======== Recorded data

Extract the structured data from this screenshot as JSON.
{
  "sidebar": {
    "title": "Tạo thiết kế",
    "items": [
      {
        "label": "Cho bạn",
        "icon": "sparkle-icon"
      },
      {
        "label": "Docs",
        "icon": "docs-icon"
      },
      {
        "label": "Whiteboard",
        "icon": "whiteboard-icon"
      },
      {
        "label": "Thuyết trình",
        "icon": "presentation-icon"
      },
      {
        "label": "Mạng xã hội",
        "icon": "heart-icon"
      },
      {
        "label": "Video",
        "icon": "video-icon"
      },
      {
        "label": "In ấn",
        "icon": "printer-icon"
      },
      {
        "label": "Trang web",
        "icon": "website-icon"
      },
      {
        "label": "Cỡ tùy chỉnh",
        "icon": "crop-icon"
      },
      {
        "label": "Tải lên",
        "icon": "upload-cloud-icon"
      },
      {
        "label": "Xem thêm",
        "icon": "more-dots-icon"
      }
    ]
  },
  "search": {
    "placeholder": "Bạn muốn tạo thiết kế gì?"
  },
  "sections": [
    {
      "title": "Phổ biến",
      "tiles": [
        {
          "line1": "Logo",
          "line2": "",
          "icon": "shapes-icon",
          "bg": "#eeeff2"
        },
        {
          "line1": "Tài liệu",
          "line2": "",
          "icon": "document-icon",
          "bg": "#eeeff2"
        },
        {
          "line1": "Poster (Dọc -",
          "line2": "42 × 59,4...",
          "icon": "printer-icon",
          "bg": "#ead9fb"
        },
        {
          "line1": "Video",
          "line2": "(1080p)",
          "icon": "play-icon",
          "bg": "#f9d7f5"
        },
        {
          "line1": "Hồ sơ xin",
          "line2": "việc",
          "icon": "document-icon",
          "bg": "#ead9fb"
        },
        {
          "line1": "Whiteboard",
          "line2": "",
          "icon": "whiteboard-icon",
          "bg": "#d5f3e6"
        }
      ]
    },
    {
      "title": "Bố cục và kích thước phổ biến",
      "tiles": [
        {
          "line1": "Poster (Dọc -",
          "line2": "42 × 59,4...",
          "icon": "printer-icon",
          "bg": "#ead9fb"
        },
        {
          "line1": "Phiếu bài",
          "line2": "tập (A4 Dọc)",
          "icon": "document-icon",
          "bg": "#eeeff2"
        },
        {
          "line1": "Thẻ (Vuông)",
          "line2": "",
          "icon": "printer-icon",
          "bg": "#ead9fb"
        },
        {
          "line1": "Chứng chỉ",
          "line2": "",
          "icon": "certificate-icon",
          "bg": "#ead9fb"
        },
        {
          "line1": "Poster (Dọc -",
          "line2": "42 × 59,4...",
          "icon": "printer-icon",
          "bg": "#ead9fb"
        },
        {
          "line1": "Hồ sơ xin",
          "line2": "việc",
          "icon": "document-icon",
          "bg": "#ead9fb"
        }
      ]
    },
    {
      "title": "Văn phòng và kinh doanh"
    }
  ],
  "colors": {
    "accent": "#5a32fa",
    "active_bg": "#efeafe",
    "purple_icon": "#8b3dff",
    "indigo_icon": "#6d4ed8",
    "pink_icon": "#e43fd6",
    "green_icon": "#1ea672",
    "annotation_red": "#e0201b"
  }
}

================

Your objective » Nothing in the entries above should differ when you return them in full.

Result »
Extract the structured data from this screenshot as JSON.
{
  "sidebar": {
    "title": "Tạo thiết kế",
    "items": [
      {
        "label": "Cho bạn",
        "icon": "sparkle-icon"
      },
      {
        "label": "Docs",
        "icon": "docs-icon"
      },
      {
        "label": "Whiteboard",
        "icon": "whiteboard-icon"
      },
      {
        "label": "Thuyết trình",
        "icon": "presentation-icon"
      },
      {
        "label": "Mạng xã hội",
        "icon": "heart-icon"
      },
      {
        "label": "Video",
        "icon": "video-icon"
      },
      {
        "label": "In ấn",
        "icon": "printer-icon"
      },
      {
        "label": "Trang web",
        "icon": "website-icon"
      },
      {
        "label": "Cỡ tùy chỉnh",
        "icon": "crop-icon"
      },
      {
        "label": "Tải lên",
        "icon": "upload-cloud-icon"
      },
      {
        "label": "Xem thêm",
        "icon": "more-dots-icon"
      }
    ]
  },
  "search": {
    "placeholder": "Bạn muốn tạo thiết kế gì?"
  },
  "sections": [
    {
      "title": "Phổ biến",
      "tiles": [
        {
          "line1": "Logo",
          "line2": "",
          "icon": "shapes-icon",
          "bg": "#eeeff2"
        },
        {
          "line1": "Tài liệu",
          "line2": "",
          "icon": "document-icon",
          "bg": "#eeeff2"
        },
        {
          "line1": "Poster (Dọc -",
          "line2": "42 × 59,4...",
          "icon": "printer-icon",
          "bg": "#ead9fb"
        },
        {
          "line1": "Video",
          "line2": "(1080p)",
          "icon": "play-icon",
          "bg": "#f9d7f5"
        },
        {
          "line1": "Hồ sơ xin",
          "line2": "việc",
          "icon": "document-icon",
          "bg": "#ead9fb"
        },
        {
          "line1": "Whiteboard",
          "line2": "",
          "icon": "whiteboard-icon",
          "bg": "#d5f3e6"
        }
      ]
    },
    {
      "title": "Bố cục và kích thước phổ biến",
      "tiles": [
        {
          "line1": "Poster (Dọc -",
          "line2": "42 × 59,4...",
          "icon": "printer-icon",
          "bg": "#ead9fb"
        },
        {
          "line1": "Phiếu bài",
          "line2": "tập (A4 Dọc)",
          "icon": "document-icon",
          "bg": "#eeeff2"
        },
        {
          "line1": "Thẻ (Vuông)",
          "line2": "",
          "icon": "printer-icon",
          "bg": "#ead9fb"
        },
        {
          "line1": "Chứng chỉ",
          "line2": "",
          "icon": "certificate-icon",
          "bg": "#ead9fb"
        },
        {
          "line1": "Poster (Dọc -",
          "line2": "42 × 59,4...",
          "icon": "printer-icon",
          "bg": "#ead9fb"
        },
        {
          "line1": "Hồ sơ xin",
          "line2": "việc",
          "icon": "document-icon",
          "bg": "#ead9fb"
        }
      ]
    },
    {
      "title": "Văn phòng và kinh doanh"
    }
  ],
  "colors": {
    "accent": "#5a32fa",
    "active_bg": "#efeafe",
    "purple_icon": "#8b3dff",
    "indigo_icon": "#6d4ed8",
    "pink_icon": "#e43fd6",
    "green_icon": "#1ea672",
    "annotation_red": "#e0201b"
  }
}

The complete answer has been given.